If you don't have an account, create one here.


Create a Show & TellReport as inappropriate



Posted 3 years ago

Email

papa
(165 items)

The greatest thing about living in a military base boarder town is the GI's are always dragging back bunches of things from around the world and selling it in garage sales or retired military estate sales. These two swords were picked up at one of these type of sales, do not remember exactly which one? Not an expert on swords but have quite a few. I see other swords all pulled apart and signed but not being an expert I just leave them alone. The bigger one makes a strait razor seem dull.

Comments

  1. Ilikeart Ilikeart, 3 years ago
    Exceptionally elegant.These are really fantastic.Beautiful collection.
  2. EJW-54 EJW-54, 3 years ago
    I have one that my father brought back from Japan in WWII, I took the handle off to see the makers signature and found that it was not a hand forged sword but a factory made one, I guess a lot that came back from WWII where factory made.
  3. papa papa, 3 years ago
    Finding a hand forged sword is almost as unlikely as finding a hand forged gun. I have a pocket knife collection that is all factory made and some of them hold great value.
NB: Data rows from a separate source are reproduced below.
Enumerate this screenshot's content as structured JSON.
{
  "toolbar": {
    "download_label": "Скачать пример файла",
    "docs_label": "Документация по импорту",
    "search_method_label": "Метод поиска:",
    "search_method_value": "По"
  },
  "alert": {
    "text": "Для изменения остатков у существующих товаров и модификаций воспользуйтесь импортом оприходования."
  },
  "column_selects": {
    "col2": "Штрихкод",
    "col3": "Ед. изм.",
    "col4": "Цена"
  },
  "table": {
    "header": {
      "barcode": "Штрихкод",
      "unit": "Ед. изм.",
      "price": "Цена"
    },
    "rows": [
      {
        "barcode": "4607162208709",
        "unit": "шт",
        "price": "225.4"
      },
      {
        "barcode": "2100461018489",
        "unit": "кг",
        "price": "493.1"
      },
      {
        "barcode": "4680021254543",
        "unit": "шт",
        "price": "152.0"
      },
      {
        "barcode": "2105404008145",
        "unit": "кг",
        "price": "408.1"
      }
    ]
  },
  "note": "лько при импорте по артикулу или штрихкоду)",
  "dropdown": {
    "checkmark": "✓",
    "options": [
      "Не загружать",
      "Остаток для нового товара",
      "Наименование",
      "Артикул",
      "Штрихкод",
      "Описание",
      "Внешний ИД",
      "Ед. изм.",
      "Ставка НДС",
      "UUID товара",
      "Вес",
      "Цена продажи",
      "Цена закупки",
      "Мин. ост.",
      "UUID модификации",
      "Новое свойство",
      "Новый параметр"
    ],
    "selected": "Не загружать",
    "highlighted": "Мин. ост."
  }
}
Same goes with firearms and finding a WWII Japanese factory made automatic rifle can cost some big bucks; even the experimental design bolt actions are getting way out there in price ranges. Collectors will tell you yours is a factory reproduction and Chinese copy only to increase the value of their collections. Think about it; anyone can carve a name into the sword tang. There are books on Japanese swordmakers marks, and if China was reproducing Japanese swords in factories you would think all would be signed. Why make copies when China has mountains of old sword blades that only need a little reconditioning? In American everything Asian is a copy and forgery until the scouts from the high end auction houses get the item, then it is authentic.
  4. EJW-54 EJW-54, 3 years ago
    Hi papa, mine was signed by the maker but there was markings that showed factory made but the craftsman did sign it, I did a lot of searching to find this out years ago. Yeh those hard to find hand forged, ground and heat treated ones sell for thousands, mine is only worth a couple hundred if Im lucky.
  5. papa papa, 3 years ago
    In our society guns, swords and pocket knives are still legal (for some people) and this privilege is being challenged everyday by the Ivy League Colleges. It would seem the value of weapons will continue to increase.

Want to post a comment?

Create an account or login in order to post a comment.